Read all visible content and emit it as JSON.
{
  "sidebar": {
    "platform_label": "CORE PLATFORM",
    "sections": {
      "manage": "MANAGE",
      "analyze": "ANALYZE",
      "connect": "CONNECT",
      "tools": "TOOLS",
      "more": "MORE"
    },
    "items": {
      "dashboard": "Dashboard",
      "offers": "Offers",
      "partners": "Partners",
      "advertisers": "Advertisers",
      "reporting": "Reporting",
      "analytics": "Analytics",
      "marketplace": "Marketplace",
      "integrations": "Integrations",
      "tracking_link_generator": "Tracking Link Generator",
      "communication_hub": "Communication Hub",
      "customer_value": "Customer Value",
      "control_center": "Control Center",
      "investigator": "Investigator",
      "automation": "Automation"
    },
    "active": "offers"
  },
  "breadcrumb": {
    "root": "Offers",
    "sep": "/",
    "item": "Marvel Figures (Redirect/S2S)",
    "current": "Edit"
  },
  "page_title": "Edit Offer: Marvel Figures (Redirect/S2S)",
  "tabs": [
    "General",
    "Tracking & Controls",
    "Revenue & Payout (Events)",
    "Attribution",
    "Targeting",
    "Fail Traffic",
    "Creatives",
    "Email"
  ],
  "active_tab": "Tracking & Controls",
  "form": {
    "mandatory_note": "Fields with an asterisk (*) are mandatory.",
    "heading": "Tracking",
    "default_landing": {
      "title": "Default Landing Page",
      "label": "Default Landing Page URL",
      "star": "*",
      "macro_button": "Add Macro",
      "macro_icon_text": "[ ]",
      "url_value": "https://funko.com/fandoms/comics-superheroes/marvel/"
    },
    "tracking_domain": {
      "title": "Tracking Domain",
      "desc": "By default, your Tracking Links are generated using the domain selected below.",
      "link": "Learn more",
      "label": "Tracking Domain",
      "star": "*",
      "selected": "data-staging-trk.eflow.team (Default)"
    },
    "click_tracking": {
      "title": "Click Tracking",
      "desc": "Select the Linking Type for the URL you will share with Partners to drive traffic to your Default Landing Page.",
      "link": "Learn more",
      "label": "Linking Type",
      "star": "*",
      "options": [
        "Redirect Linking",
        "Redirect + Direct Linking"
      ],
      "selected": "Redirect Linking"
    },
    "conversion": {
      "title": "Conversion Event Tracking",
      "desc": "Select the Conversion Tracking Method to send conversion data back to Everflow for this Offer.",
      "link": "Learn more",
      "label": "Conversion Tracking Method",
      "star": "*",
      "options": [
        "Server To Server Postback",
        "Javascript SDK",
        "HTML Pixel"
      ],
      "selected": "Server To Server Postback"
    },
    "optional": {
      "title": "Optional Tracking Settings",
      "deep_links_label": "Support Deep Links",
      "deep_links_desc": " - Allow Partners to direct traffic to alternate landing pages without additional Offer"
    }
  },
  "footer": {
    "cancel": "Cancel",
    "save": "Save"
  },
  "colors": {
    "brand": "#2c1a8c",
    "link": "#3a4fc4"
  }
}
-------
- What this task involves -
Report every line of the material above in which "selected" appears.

- Your response -
      "desc": "By default, your Tracking Links are generated using the domain selected below.",
      "selected": "data-staging-trk.eflow.team (Default)"
      "selected": "Redirect Linking"
      "selected": "Server To Server Postback"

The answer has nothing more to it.